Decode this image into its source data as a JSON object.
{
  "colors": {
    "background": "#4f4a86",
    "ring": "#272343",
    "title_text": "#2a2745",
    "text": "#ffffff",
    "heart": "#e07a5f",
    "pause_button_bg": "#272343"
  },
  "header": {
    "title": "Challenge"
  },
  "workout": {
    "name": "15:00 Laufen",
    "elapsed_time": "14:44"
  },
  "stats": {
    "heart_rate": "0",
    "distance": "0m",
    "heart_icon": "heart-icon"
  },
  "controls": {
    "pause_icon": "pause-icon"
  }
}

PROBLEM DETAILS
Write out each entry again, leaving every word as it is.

WORKED SOLUTION
Decode this image into its source data as a JSON object.
{
  "colors": {
    "background": "#4f4a86",
    "ring": "#272343",
    "title_text": "#2a2745",
    "text": "#ffffff",
    "heart": "#e07a5f",
    "pause_button_bg": "#272343"
  },
  "header": {
    "title": "Challenge"
  },
  "workout": {
    "name": "15:00 Laufen",
    "elapsed_time": "14:44"
  },
  "stats": {
    "heart_rate": "0",
    "distance": "0m",
    "heart_icon": "heart-icon"
  },
  "controls": {
    "pause_icon": "pause-icon"
  }
}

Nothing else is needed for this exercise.